Freddie Mac said it has bought nearly $5.2 billion of multifamily mortgages in the first nine months of this year, more than twice its multifamily volume for all of 1998. Fannie Mae said it bought $9.8 billion in the nine months, slightly ahead of the pace last year, when it bought $15.5 billion.
Mortgage lending generally has been hurt by rising rates, which quelled the refinancing of loans that drove volume higher last year. But multifamily loans have "prepayment lockout provisions," which inhibit refinancing in lower interest rate environments, said Rick DePetris, director of multifamily controls at Fannie.
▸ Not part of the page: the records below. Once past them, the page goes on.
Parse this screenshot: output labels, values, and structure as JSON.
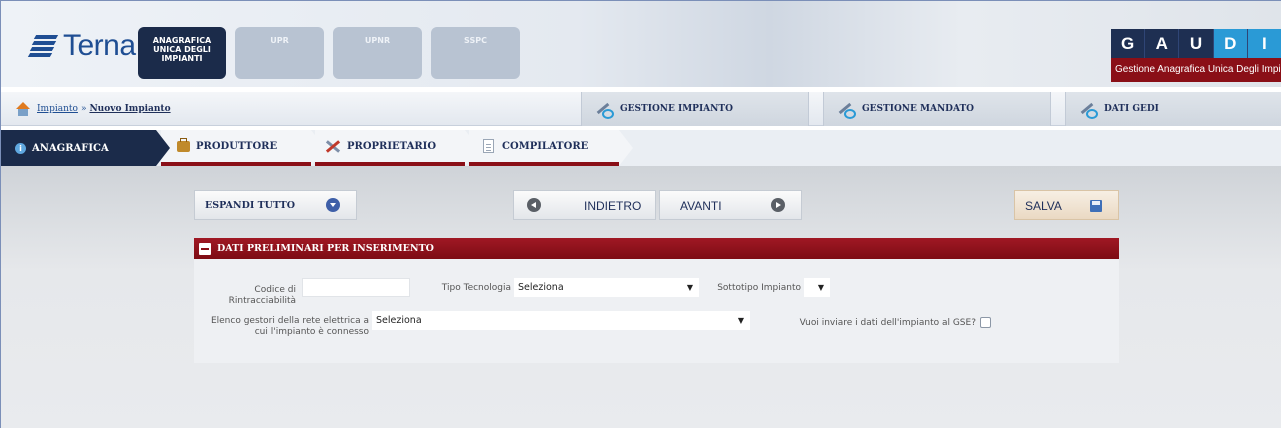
{
  "header": {
    "logo_text": "Terna",
    "modules": [
      {
        "label_lines": [
          "ANAGRAFICA",
          "UNICA DEGLI",
          "IMPIANTI"
        ],
        "active": true
      },
      {
        "label": "UPR",
        "active": false
      },
      {
        "label": "UPNR",
        "active": false
      },
      {
        "label": "SSPC",
        "active": false
      }
    ],
    "gaudi_letters": [
      "G",
      "A",
      "U",
      "D",
      "I"
    ],
    "gaudi_subtitle": "Gestione Anagrafica Unica Degli Impianti"
  },
  "breadcrumb": {
    "root": "Impianto",
    "separator": "»",
    "current": "Nuovo Impianto"
  },
  "top_actions": [
    {
      "label": "GESTIONE IMPIANTO",
      "icon": "tools-icon"
    },
    {
      "label": "GESTIONE MANDATO",
      "icon": "tools-icon"
    },
    {
      "label": "DATI GEDI",
      "icon": "tools-icon"
    }
  ],
  "tabs": [
    {
      "label": "ANAGRAFICA",
      "icon": "info-icon",
      "active": true
    },
    {
      "label": "PRODUTTORE",
      "icon": "briefcase-icon",
      "active": false
    },
    {
      "label": "PROPRIETARIO",
      "icon": "tools-icon",
      "active": false
    },
    {
      "label": "COMPILATORE",
      "icon": "document-icon",
      "active": false
    }
  ],
  "toolbar": {
    "expand_all": "ESPANDI TUTTO",
    "back": "INDIETRO",
    "next": "AVANTI",
    "save": "SALVA"
  },
  "section": {
    "title": "DATI PRELIMINARI PER INSERIMENTO",
    "codice_label_1": "Codice di",
    "codice_label_2": "Rintracciabilità",
    "codice_value": "",
    "tipo_tecnologia_label": "Tipo Tecnologia",
    "tipo_tecnologia_value": "Seleziona",
    "sottotipo_label": "Sottotipo Impianto",
    "sottotipo_value": "",
    "elenco_label_1": "Elenco gestori della rete elettrica a",
    "elenco_label_2": "cui l'impianto è connesso",
    "elenco_value": "Seleziona",
    "gse_label": "Vuoi inviare i dati dell'impianto al GSE?",
    "gse_checked": false
  },
  "colors": {
    "brand_blue": "#1f4e93",
    "dark_navy": "#1b2b4a",
    "section_red": "#8a0f17",
    "gaudi_cyan": "#2a9ad6"
  }
}
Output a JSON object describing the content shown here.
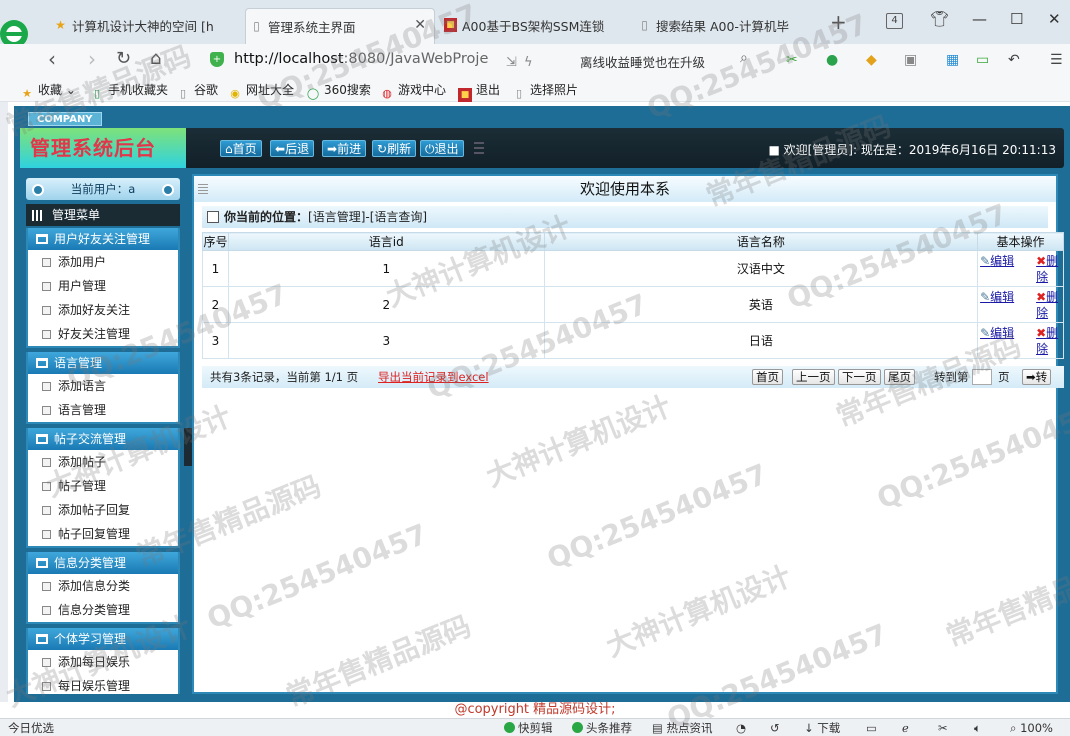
{
  "browser": {
    "tabs": [
      {
        "label": "计算机设计大神的空间 [h",
        "icon": "star-icon",
        "active": false
      },
      {
        "label": "管理系统主界面",
        "icon": "page-icon",
        "active": true
      },
      {
        "label": "A00基于BS架构SSM连锁",
        "icon": "red-favicon",
        "active": false
      },
      {
        "label": "搜索结果 A00-计算机毕",
        "icon": "page-icon",
        "active": false
      }
    ],
    "tab_count": "4",
    "url_host": "http://localhost",
    "url_rest": ":8080/JavaWebProje",
    "news": "离线收益睡觉也在升级",
    "bookmarks": [
      "收藏",
      "手机收藏夹",
      "谷歌",
      "网址大全",
      "360搜索",
      "游戏中心",
      "退出",
      "选择照片"
    ]
  },
  "app": {
    "company": "COMPANY",
    "brand": "管理系统后台",
    "toolbar": [
      "首页",
      "后退",
      "前进",
      "刷新",
      "退出"
    ],
    "welcome": "■ 欢迎[管理员]:   现在是：2019年6月16日 20:11:13",
    "current_user": "当前用户：a",
    "menu_title": "管理菜单",
    "groups": [
      {
        "title": "用户好友关注管理",
        "items": [
          "添加用户",
          "用户管理",
          "添加好友关注",
          "好友关注管理"
        ]
      },
      {
        "title": "语言管理",
        "items": [
          "添加语言",
          "语言管理"
        ]
      },
      {
        "title": "帖子交流管理",
        "items": [
          "添加帖子",
          "帖子管理",
          "添加帖子回复",
          "帖子回复管理"
        ]
      },
      {
        "title": "信息分类管理",
        "items": [
          "添加信息分类",
          "信息分类管理"
        ]
      },
      {
        "title": "个体学习管理",
        "items": [
          "添加每日娱乐",
          "每日娱乐管理"
        ]
      }
    ],
    "main_title": "欢迎使用本系",
    "breadcrumb_label": "你当前的位置：",
    "breadcrumb_path": "[语言管理]-[语言查询]",
    "table": {
      "headers": [
        "序号",
        "语言id",
        "语言名称",
        "基本操作"
      ],
      "rows": [
        {
          "no": "1",
          "id": "1",
          "name": "汉语中文"
        },
        {
          "no": "2",
          "id": "2",
          "name": "英语"
        },
        {
          "no": "3",
          "id": "3",
          "name": "日语"
        }
      ],
      "edit_label": "编辑",
      "delete_label": "删除"
    },
    "pagination": {
      "info": "共有3条记录，当前第 1/1 页",
      "export": "导出当前记录到excel",
      "first": "首页",
      "prev": "上一页",
      "next": "下一页",
      "last": "尾页",
      "jump_label": "转到第",
      "page_label": "页",
      "go": "➡转"
    },
    "copyright": "@copyright 精品源码设计;"
  },
  "statusbar": {
    "left": "今日优选",
    "items": [
      "快剪辑",
      "头条推荐",
      "热点资讯",
      "下载"
    ],
    "zoom": "100%"
  },
  "watermark": [
    "QQ:254540457",
    "常年售精品源码",
    "大神计算机设计"
  ]
}
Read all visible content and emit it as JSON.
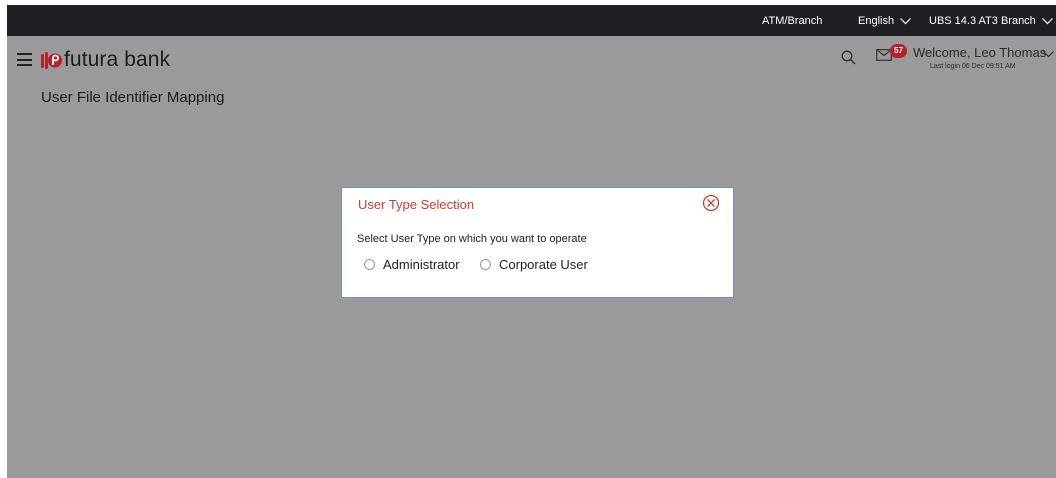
{
  "topbar": {
    "atm_branch": "ATM/Branch",
    "language": "English",
    "branch": "UBS 14.3 AT3 Branch"
  },
  "header": {
    "brand": "futura bank",
    "notification_count": "57",
    "welcome": "Welcome, Leo Thomas",
    "last_login": "Last login 06 Dec 09:51 AM",
    "icons": [
      "menu-icon",
      "logo-icon",
      "search-icon",
      "mail-icon",
      "chevron-down-icon"
    ]
  },
  "page": {
    "title": "User File Identifier Mapping"
  },
  "modal": {
    "title": "User Type Selection",
    "description": "Select User Type on which you want to operate",
    "options": [
      "Administrator",
      "Corporate User"
    ],
    "accent_color": "#c4402f"
  },
  "colors": {
    "topbar": "#1f1f24",
    "overlay": "#9a9a9a",
    "badge": "#b3212c",
    "modal_border": "#6f8fd0"
  }
}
Today's environment is favorable for multifamily financing, he said. The serious delinquency rate on Fannie's multifamily loans, Mr. DePetris said, reached an all-time low of 0.12% in September, down from 0.15% in August. He said that because of year-2000 fears, there is some doubt that volume will be as strong in December.
Freddie said it has provided financing for about 6,000 multifamily properties valued at more than $19 billion since 1993, when it formed its "program plus" network of multifamily lenders and servicers. These properties, mostly for people at or below area median income, include more than 688,000 rental units, the company said. Freddie said the program also has provided $360 million in financing for seniors and assisted-living and $665 million of bond credit enhancements.
Most of Fannie's multifamily business comes through its delegated underwriting and servicing program, in which lenders underwrite loans without prior approval from Fannie, Mr. DePetris said. The program began in 1988.
Fannie bought $10.1 billion of mortgages in October, down from $15.2 in September. Its commitments to buy mortgages rose to $8.8 billion, from $7.4 billion. Issuance of mortgage-backed securities was also down to $17.5 billion, from $20.4 billion. Fannie's net interest margin remains at 100 basis points, the same level as in September.